Linn's book however, is one of hope and encouragement. She provides us (the overstressed parent) with suggestions for how to parent with intention and nurture creativity. She provides her reader with bulleted lists, tips and suggestions to help spark creative play. For Linn, the solution seems to be a more intentional type of parent, we "have to know who we are and what we value" (page 199).
What I enjoyed most about Linn's writing was that she did ot write a book strictly for academics and professionals, rather this book is for us, the parents. Rather than blaming, or criticizing parents for the decline of creative play amongst our children, Linn puts the blame on corporate profiteers. She empowers parents and educators to look within and trust themselves for the answers. Linn's book is engaging and thought provoking. It should be required reading for any parent who wants to parent with intention, as a tool to navigate through an overwhelming, dis-empowering, corporate culture. Perhaps the greatest motivation for nurturing creative play in our children is that it allows them to differentiate between their own internal motivation and the external stimulus of media messages. By fostering creative play, we are equipping our children with the tools that they themselves will need to maneuver the commercialized world in which they are

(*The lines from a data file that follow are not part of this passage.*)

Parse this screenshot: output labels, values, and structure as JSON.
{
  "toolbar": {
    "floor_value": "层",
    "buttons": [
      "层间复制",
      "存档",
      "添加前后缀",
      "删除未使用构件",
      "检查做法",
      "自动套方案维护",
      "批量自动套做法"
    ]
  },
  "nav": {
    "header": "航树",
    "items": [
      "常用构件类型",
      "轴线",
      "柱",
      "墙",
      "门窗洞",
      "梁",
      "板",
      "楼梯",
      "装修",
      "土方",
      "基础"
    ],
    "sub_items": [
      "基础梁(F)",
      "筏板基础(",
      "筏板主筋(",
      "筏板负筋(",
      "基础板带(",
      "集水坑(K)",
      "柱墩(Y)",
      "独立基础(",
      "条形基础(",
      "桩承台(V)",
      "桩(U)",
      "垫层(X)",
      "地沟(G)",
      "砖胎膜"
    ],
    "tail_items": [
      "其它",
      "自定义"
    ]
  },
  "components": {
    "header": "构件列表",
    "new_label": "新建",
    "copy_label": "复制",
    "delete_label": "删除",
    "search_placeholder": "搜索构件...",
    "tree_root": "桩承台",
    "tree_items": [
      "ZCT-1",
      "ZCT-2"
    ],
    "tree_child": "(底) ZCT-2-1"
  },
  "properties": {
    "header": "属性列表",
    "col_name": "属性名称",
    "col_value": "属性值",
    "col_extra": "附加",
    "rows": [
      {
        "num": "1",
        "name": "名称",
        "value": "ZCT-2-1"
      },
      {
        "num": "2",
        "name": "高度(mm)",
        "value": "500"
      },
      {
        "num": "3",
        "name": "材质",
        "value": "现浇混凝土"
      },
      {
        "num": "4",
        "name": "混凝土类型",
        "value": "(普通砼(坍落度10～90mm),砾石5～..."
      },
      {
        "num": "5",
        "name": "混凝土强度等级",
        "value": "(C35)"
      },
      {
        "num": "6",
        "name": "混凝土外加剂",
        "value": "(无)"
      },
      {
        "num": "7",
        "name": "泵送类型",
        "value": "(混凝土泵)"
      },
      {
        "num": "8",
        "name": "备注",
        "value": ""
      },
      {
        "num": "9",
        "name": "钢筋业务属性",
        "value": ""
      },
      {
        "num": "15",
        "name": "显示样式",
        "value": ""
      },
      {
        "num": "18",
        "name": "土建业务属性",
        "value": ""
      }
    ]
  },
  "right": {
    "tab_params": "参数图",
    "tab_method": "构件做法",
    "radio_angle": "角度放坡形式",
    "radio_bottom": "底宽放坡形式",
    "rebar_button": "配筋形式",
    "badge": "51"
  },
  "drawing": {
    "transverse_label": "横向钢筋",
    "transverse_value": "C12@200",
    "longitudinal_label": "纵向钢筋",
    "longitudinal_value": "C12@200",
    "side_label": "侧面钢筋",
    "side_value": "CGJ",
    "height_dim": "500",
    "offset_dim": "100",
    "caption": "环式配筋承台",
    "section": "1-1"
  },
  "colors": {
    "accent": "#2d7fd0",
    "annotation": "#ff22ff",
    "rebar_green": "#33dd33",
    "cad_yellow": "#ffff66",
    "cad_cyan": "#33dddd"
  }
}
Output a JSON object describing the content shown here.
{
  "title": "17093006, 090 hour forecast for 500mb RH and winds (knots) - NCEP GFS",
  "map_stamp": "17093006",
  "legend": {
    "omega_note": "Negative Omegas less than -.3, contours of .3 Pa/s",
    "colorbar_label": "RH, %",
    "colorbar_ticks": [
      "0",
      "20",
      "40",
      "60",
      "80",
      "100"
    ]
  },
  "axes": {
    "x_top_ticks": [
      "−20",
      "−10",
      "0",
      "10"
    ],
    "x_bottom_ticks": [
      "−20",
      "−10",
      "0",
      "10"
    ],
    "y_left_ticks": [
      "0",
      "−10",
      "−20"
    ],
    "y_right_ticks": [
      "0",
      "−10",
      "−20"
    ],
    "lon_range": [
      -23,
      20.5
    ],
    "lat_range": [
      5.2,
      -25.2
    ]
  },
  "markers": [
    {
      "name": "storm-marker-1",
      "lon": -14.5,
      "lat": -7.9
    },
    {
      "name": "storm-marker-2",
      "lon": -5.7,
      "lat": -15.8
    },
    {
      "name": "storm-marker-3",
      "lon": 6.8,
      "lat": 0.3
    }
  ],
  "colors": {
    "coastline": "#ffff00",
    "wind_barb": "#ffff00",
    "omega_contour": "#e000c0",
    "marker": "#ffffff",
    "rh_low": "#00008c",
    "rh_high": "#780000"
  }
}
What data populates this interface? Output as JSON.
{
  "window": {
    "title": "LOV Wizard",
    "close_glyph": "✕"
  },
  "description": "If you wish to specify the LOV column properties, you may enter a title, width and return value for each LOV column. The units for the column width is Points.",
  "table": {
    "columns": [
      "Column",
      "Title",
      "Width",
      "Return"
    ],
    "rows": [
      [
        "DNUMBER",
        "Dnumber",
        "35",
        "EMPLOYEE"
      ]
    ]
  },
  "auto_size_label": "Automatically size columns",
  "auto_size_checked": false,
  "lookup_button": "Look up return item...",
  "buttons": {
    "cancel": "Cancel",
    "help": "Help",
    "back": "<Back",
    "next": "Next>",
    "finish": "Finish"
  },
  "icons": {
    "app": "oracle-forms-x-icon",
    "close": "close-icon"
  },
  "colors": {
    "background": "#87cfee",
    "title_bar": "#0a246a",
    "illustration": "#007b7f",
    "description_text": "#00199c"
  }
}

Since now. After all, we live in a time when playing "dress up" means putting on a licensed Disney Corporation costume.
As Susan convincingly points out, not only is creative play not encouraged in the media, it actually threatens corporate profits. After all, what kid would need a Playstation if he or she is putting on a puppet show for the neighborhood?
THE CASE FOR MAKE-BELIEVE is not simply a diatribe protesting the way things are. Linn is a child psychologist at Harvard, and she reinforces her arguments with specific (and often heart-warming) case studies of kids, tweens, and teens. I really think this book (and Linn's work with the Campaign for a Commercial Free Childhood) should be required reading for parents.
Also recommended: Consuming Kids: Protecting Our Children from the Onslaught of Marketing & Advertising.